author list (cited authors)
Moritani, T., Crouse, S. F., Shea, C. H., Davidson, N., & Nakamura, E.
complete list of authors

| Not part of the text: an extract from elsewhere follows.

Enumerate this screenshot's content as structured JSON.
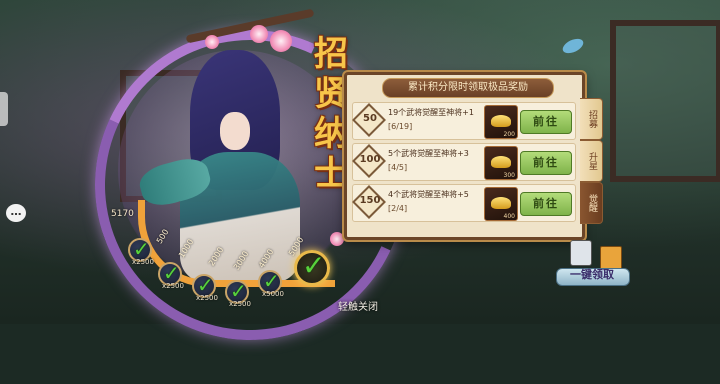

Moritani, T||Crouse, SF||Shea, CH||Davidson, N||Nakamura, E